(Interface dataset entries)
--- --- ---

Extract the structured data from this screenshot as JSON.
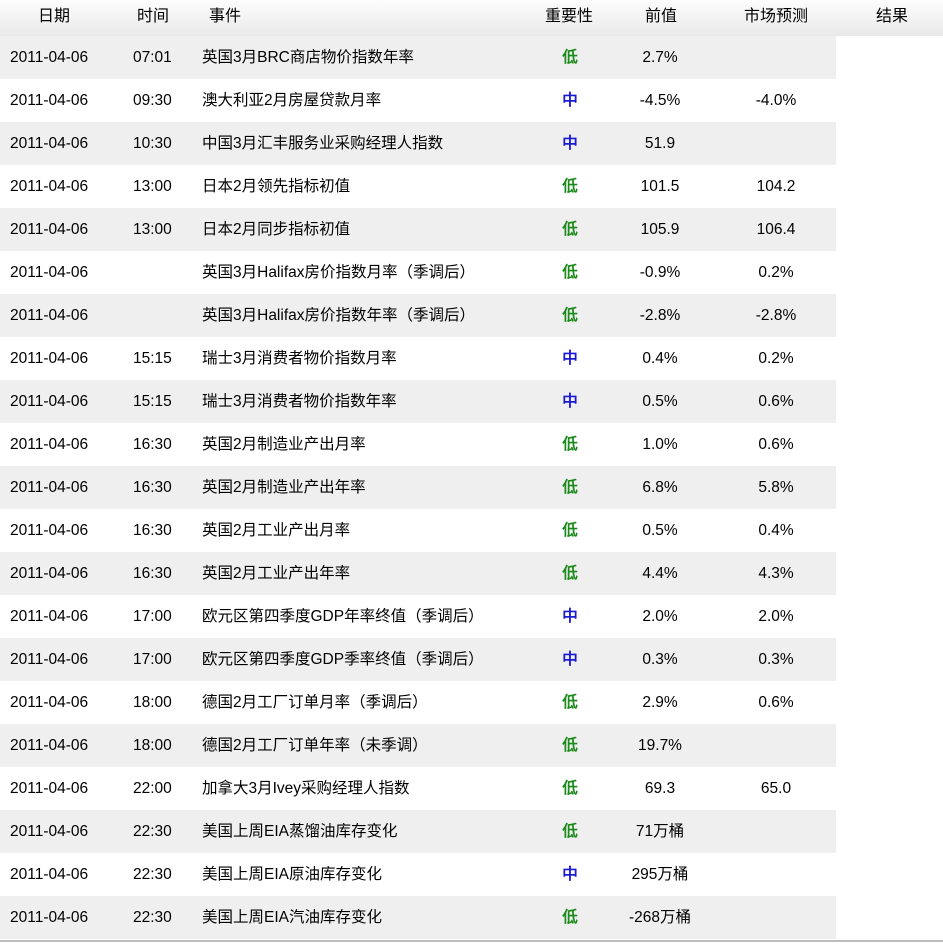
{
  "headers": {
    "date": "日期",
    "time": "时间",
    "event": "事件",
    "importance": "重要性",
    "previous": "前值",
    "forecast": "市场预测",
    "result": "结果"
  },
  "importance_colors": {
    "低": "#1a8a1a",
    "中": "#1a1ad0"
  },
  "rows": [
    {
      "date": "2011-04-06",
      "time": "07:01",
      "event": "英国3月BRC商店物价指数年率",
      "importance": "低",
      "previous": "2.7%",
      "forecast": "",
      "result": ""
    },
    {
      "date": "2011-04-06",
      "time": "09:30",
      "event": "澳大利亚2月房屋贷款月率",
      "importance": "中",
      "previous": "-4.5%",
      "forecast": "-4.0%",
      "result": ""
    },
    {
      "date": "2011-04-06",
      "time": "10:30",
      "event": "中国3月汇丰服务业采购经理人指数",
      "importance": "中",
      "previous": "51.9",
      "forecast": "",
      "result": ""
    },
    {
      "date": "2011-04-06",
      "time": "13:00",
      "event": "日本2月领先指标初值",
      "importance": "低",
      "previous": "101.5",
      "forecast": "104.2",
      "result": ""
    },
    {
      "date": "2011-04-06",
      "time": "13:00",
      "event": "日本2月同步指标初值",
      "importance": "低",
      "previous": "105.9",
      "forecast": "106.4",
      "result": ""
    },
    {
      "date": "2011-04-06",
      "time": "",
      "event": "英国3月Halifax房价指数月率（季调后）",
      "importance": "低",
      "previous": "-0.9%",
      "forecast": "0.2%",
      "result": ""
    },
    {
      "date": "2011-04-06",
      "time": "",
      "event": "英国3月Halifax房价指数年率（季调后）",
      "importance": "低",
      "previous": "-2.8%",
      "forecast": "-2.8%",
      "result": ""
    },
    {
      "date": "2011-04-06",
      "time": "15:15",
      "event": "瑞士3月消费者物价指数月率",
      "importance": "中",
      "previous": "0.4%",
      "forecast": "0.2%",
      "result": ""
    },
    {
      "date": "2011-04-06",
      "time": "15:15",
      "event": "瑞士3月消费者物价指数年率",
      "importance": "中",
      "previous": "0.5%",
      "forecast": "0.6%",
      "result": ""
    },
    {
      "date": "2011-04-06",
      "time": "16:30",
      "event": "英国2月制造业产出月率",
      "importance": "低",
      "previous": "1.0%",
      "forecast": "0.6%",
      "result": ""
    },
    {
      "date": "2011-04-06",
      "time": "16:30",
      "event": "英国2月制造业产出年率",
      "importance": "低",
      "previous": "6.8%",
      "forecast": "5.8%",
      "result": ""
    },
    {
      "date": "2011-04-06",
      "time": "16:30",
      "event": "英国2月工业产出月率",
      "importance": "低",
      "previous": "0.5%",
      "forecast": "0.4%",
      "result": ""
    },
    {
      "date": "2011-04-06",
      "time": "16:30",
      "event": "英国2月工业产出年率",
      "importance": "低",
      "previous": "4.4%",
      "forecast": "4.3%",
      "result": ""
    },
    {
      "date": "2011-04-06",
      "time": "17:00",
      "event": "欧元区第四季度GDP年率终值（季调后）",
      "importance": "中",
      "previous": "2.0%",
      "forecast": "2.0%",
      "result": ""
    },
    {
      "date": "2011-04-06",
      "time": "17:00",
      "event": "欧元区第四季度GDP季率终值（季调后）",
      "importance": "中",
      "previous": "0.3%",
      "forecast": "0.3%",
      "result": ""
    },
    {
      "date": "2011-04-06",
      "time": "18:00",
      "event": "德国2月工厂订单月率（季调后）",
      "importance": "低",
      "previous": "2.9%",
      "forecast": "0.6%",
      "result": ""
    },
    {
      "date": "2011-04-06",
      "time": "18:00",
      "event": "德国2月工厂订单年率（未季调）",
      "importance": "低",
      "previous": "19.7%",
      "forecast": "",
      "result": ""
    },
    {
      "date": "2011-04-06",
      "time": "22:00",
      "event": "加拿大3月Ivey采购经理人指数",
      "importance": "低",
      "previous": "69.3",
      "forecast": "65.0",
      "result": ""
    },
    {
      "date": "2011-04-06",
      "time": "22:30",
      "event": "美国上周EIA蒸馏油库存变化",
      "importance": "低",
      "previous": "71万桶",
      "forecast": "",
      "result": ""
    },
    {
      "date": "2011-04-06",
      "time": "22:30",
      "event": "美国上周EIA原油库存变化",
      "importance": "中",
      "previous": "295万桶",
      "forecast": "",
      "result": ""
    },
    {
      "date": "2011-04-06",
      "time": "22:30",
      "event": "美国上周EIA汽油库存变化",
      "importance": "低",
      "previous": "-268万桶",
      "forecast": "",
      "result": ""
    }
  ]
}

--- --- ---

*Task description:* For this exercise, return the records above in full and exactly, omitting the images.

*Exercise response:*
Extract the structured data from this screenshot as JSON.
{
  "headers": {
    "date": "日期",
    "time": "时间",
    "event": "事件",
    "importance": "重要性",
    "previous": "前值",
    "forecast": "市场预测",
    "result": "结果"
  },
  "importance_colors": {
    "低": "#1a8a1a",
    "中": "#1a1ad0"
  },
  "rows": [
    {
      "date": "2011-04-06",
      "time": "07:01",
      "event": "英国3月BRC商店物价指数年率",
      "importance": "低",
      "previous": "2.7%",
      "forecast": "",
      "result": ""
    },
    {
      "date": "2011-04-06",
      "time": "09:30",
      "event": "澳大利亚2月房屋贷款月率",
      "importance": "中",
      "previous": "-4.5%",
      "forecast": "-4.0%",
      "result": ""
    },
    {
      "date": "2011-04-06",
      "time": "10:30",
      "event": "中国3月汇丰服务业采购经理人指数",
      "importance": "中",
      "previous": "51.9",
      "forecast": "",
      "result": ""
    },
    {
      "date": "2011-04-06",
      "time": "13:00",
      "event": "日本2月领先指标初值",
      "importance": "低",
      "previous": "101.5",
      "forecast": "104.2",
      "result": ""
    },
    {
      "date": "2011-04-06",
      "time": "13:00",
      "event": "日本2月同步指标初值",
      "importance": "低",
      "previous": "105.9",
      "forecast": "106.4",
      "result": ""
    },
    {
      "date": "2011-04-06",
      "time": "",
      "event": "英国3月Halifax房价指数月率（季调后）",
      "importance": "低",
      "previous": "-0.9%",
      "forecast": "0.2%",
      "result": ""
    },
    {
      "date": "2011-04-06",
      "time": "",
      "event": "英国3月Halifax房价指数年率（季调后）",
      "importance": "低",
      "previous": "-2.8%",
      "forecast": "-2.8%",
      "result": ""
    },
    {
      "date": "2011-04-06",
      "time": "15:15",
      "event": "瑞士3月消费者物价指数月率",
      "importance": "中",
      "previous": "0.4%",
      "forecast": "0.2%",
      "result": ""
    },
    {
      "date": "2011-04-06",
      "time": "15:15",
      "event": "瑞士3月消费者物价指数年率",
      "importance": "中",
      "previous": "0.5%",
      "forecast": "0.6%",
      "result": ""
    },
    {
      "date": "2011-04-06",
      "time": "16:30",
      "event": "英国2月制造业产出月率",
      "importance": "低",
      "previous": "1.0%",
      "forecast": "0.6%",
      "result": ""
    },
    {
      "date": "2011-04-06",
      "time": "16:30",
      "event": "英国2月制造业产出年率",
      "importance": "低",
      "previous": "6.8%",
      "forecast": "5.8%",
      "result": ""
    },
    {
      "date": "2011-04-06",
      "time": "16:30",
      "event": "英国2月工业产出月率",
      "importance": "低",
      "previous": "0.5%",
      "forecast": "0.4%",
      "result": ""
    },
    {
      "date": "2011-04-06",
      "time": "16:30",
      "event": "英国2月工业产出年率",
      "importance": "低",
      "previous": "4.4%",
      "forecast": "4.3%",
      "result": ""
    },
    {
      "date": "2011-04-06",
      "time": "17:00",
      "event": "欧元区第四季度GDP年率终值（季调后）",
      "importance": "中",
      "previous": "2.0%",
      "forecast": "2.0%",
      "result": ""
    },
    {
      "date": "2011-04-06",
      "time": "17:00",
      "event": "欧元区第四季度GDP季率终值（季调后）",
      "importance": "中",
      "previous": "0.3%",
      "forecast": "0.3%",
      "result": ""
    },
    {
      "date": "2011-04-06",
      "time": "18:00",
      "event": "德国2月工厂订单月率（季调后）",
      "importance": "低",
      "previous": "2.9%",
      "forecast": "0.6%",
      "result": ""
    },
    {
      "date": "2011-04-06",
      "time": "18:00",
      "event": "德国2月工厂订单年率（未季调）",
      "importance": "低",
      "previous": "19.7%",
      "forecast": "",
      "result": ""
    },
    {
      "date": "2011-04-06",
      "time": "22:00",
      "event": "加拿大3月Ivey采购经理人指数",
      "importance": "低",
      "previous": "69.3",
      "forecast": "65.0",
      "result": ""
    },
    {
      "date": "2011-04-06",
      "time": "22:30",
      "event": "美国上周EIA蒸馏油库存变化",
      "importance": "低",
      "previous": "71万桶",
      "forecast": "",
      "result": ""
    },
    {
      "date": "2011-04-06",
      "time": "22:30",
      "event": "美国上周EIA原油库存变化",
      "importance": "中",
      "previous": "295万桶",
      "forecast": "",
      "result": ""
    },
    {
      "date": "2011-04-06",
      "time": "22:30",
      "event": "美国上周EIA汽油库存变化",
      "importance": "低",
      "previous": "-268万桶",
      "forecast": "",
      "result": ""
    }
  ]
}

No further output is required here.